I loved this game as a kid. When we started to play, I realized Clue was a great metaphor for creation -- the story of how we came into being, the greatest mystery of life. And like Clue, the one thing that is not a part of the creation story is "why"? Why did any of the suspects commit the crime? Why did God create the world? Why are we here in this life?
We cannot and should not look to the Bible for the origin of the universe, but rather, according to Aviva Zornberg, a modern genius of biblical scholarship, we should look to Genesis as "describing the potentialities of purpose.... What is given at the beginning challenges the human to the self-transformations that will him/her, in spite of everything, to stand in the presence of God" ("The Beginning of Desire," p. 36; egalitarian language in italics is mine).
From the beginning, this existence is intimately connected to our relationship with our Creator. For without the breath of life, the divine gift that enables us to come alive, we would only be dust and dirt, a clump of earth with no distinguishable character. The mystery of life dwells in the fact that while we might get closer and closer to understanding how the world came into being, we will never be able to solve the question of "why."
For that, we need our faith, our traditions, our Torah and our God. The purpose of religious life, therefore, becomes what Rabbi Abraham Joshua Heschel famously called the answer to the most profound question that faces us. This is not an answer to the question of origin, but rather an answer to the question of meaning.

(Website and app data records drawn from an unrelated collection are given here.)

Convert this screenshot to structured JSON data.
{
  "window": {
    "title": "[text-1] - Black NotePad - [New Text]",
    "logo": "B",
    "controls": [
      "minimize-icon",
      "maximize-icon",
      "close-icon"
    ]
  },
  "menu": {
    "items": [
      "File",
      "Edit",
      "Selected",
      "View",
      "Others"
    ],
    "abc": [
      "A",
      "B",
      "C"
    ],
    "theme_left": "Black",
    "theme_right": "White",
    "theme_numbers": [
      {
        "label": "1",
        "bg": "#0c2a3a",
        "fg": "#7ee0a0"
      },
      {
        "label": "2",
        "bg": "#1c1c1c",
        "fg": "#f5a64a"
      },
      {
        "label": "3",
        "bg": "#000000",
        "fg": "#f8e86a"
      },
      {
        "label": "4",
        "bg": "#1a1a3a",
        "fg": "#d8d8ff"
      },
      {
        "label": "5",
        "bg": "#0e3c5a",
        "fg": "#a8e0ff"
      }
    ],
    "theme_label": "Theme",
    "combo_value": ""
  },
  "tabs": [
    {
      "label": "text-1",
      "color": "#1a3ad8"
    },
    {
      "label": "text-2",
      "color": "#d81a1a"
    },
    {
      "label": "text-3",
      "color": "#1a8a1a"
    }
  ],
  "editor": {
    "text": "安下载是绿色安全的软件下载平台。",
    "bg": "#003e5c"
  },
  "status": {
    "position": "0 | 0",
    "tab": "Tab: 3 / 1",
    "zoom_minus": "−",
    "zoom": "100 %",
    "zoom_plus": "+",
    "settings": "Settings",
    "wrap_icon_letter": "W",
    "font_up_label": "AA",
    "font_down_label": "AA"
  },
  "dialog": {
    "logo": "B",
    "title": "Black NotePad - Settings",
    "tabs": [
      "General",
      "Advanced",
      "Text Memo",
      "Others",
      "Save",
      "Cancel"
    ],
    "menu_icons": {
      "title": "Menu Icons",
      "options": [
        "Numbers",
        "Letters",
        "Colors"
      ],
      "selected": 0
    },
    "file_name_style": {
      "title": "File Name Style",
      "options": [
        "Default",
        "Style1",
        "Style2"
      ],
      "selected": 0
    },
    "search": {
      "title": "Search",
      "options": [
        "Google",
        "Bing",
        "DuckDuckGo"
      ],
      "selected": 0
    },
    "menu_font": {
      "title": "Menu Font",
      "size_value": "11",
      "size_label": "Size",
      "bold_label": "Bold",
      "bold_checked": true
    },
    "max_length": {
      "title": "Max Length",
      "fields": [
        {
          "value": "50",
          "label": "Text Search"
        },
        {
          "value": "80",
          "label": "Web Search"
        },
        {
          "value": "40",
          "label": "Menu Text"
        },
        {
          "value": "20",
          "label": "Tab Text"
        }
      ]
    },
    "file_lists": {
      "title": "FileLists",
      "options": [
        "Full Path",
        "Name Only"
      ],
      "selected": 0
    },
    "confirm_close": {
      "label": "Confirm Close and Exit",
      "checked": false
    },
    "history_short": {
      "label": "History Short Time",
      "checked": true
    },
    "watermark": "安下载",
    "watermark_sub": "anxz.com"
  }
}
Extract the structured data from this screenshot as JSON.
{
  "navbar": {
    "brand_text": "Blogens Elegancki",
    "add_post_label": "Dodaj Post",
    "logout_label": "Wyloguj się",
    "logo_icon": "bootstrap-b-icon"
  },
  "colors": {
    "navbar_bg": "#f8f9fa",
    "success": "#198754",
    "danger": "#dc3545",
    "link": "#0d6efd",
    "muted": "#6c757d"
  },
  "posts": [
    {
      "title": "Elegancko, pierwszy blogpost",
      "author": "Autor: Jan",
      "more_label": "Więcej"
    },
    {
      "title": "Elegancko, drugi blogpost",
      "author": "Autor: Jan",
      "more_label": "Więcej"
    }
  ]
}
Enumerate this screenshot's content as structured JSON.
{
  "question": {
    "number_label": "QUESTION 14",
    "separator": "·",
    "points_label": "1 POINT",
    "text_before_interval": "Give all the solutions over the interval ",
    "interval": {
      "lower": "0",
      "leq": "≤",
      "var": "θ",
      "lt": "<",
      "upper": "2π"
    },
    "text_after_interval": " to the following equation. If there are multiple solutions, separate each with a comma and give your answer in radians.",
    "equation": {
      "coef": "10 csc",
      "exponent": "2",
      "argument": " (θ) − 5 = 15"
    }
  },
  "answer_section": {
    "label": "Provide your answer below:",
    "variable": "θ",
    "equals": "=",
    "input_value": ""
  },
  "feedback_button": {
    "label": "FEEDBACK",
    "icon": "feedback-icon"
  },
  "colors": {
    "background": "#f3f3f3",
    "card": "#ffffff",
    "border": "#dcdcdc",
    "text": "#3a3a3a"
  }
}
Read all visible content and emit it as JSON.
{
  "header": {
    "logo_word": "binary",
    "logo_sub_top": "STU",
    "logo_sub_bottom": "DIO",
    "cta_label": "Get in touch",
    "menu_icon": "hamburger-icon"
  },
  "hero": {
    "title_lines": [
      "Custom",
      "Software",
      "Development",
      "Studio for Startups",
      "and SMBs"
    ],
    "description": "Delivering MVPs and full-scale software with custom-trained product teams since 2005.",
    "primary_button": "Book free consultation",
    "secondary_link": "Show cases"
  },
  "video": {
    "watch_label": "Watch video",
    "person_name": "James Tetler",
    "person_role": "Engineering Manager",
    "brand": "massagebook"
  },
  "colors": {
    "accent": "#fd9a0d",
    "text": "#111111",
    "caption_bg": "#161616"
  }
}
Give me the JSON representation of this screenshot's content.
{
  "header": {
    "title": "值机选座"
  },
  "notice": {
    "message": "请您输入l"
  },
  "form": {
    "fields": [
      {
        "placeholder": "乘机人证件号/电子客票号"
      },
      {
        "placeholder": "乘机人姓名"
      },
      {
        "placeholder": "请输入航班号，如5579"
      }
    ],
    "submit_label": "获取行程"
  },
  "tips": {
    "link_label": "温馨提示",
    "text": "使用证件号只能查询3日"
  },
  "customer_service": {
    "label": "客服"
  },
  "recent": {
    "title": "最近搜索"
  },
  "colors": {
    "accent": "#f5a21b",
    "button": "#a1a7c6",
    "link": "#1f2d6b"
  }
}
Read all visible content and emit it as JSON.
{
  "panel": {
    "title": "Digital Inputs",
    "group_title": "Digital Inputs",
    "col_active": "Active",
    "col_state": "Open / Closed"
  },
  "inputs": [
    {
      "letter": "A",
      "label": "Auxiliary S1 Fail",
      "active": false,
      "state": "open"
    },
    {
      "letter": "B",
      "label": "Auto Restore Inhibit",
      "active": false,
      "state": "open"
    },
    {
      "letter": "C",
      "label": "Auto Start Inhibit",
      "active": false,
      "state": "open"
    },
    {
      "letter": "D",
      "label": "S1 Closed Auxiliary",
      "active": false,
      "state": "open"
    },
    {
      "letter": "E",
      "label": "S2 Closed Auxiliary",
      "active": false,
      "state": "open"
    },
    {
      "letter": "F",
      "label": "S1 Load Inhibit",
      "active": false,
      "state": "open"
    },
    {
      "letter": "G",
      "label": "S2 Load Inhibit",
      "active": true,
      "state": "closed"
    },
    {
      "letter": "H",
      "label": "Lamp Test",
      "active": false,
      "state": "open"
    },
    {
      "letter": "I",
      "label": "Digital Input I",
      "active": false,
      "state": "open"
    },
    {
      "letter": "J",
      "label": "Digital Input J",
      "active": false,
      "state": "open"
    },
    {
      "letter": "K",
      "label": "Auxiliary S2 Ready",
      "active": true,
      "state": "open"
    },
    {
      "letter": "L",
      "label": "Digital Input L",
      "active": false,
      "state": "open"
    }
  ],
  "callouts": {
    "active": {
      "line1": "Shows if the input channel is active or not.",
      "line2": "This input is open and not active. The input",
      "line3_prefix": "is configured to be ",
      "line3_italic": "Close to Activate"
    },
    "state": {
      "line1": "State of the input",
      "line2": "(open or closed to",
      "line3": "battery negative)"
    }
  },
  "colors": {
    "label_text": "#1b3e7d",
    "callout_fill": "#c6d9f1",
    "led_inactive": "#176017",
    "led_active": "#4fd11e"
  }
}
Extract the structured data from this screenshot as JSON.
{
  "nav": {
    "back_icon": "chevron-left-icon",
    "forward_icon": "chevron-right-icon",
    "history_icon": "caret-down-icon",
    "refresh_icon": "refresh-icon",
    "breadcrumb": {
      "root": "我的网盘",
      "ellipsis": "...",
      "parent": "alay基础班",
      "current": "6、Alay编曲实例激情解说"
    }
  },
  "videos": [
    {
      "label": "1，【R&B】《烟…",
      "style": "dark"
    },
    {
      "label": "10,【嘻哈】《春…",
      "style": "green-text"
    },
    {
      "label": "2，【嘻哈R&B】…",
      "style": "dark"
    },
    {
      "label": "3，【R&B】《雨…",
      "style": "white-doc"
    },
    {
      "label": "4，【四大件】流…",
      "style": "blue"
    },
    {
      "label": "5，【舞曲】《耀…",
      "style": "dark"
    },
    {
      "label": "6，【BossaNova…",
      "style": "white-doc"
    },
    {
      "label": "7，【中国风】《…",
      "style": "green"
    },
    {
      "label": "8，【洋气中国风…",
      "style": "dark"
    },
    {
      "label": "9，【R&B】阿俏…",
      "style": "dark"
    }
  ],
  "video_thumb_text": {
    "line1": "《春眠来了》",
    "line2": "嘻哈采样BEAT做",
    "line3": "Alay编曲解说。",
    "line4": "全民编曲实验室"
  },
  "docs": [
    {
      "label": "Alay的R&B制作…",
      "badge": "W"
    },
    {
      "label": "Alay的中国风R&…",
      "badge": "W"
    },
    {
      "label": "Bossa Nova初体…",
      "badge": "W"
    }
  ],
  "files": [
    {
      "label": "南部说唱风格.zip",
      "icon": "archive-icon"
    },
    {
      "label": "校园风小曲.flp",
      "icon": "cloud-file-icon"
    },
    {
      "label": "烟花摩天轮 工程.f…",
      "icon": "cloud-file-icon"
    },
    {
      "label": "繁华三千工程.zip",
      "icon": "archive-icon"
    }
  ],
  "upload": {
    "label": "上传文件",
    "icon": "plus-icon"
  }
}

We are facing a world today that, according to Gareth Evans, president of the International Crisis Group, is more dangerous and seemingly out of our control that at any other time in recent history. Our economic crisis and global poverty, Darfur, global warming, the Israeli-Palestinian conflict -- just to name a few -- are all challenges we must confront. And yet the language of creation, the mysterious words of Bereshit come to remind us that all is not lost or hopeless. Since the beginning of time we have found ways to kill and dominate each other; according to the end of the parsha this week, we have been evil and mean spirited since the very beginning. However, the message of God, through the language of the Torah and the lessons of Genesis 1, teaches us that we are meant to be partners with the Divine, meant to figure out different and holier ways to coexist with one another, and that compassion, love, justice and peace will always win out in the end. That is what it means to be created in the image of God, betzelem elohim, as we are told in Bereshit. The road back to Eden winds through all people, and tikkun olam (repairing the world) is our universal path to replanting the very Garden that we were evicted from, back to the place God called tov meod (very good). That is the essence of my theology and how I understand Rabbi David Wolpe's powerful new book "Why Faith Matters."
There is a famous midrash surrounding the creation of the human being in Genesis 1 that has always intrigued me. The Torah indicates through the plural language, "Let us make human beings in our image, in our likeness" (Genesis 1:26), that God consulted with someone or something before creating us. Most of the commentators think that God talked to the angels, the heavenly court, for advice on the creation. However, one powerful midrash from Genesis Rabbah 8:5 teaches the following in the name of Rabbi Simon: "When the Holy One came to create the first human being, Love said, 'Let the creation occur, for this creature will do loving things.' But Truth said, 'Let the creation not occur, for this creature will be all lies.' Justice said, 'Let the creation occur, for this creature will do justice.' Peace said, 'Let the creation not occur, for this creature will only be contentious and not peaceful.' What did the Holy One do? God took Truth and hurled it to the Earth."
This is a confounding midrash, for why did God only hurl Truth to the ground when we see that Peace also argued against creation?
One answer, from the Kotzker Rebbe, teaches that when we are not seeking our own personal truths, then peace will be possible. While this is a good answer, we can go even further. Ultimately, we would like to live in a world with all four of these characteristics: Love, Peace, Truth and Justice (the latter three are what Pirke Avot calls the pillars of the earth). But before we can get there, we must seek to create a world based on love and justice first. From that place, peace can occur and then, if we are lucky, we can identify truth.
That is the meaning of life, the great mystery that God puts before us. Can we live with the love and compassion for all, with justice for all? And just like the game Clue, we might understand the "who, what, where and how," but we need Divine help and guidance to grasp the "why." Love and Justice offer us a doorway into answering that question. May we pursue them, live by them and seek to spread their healing power throughout the globe, starting right here in our own hearts.
Joshua Levine Grater is senior rabbi at Pasadena Jewish Temple and Center (www.pjtc.net), a Conservative congregation in Pasadena.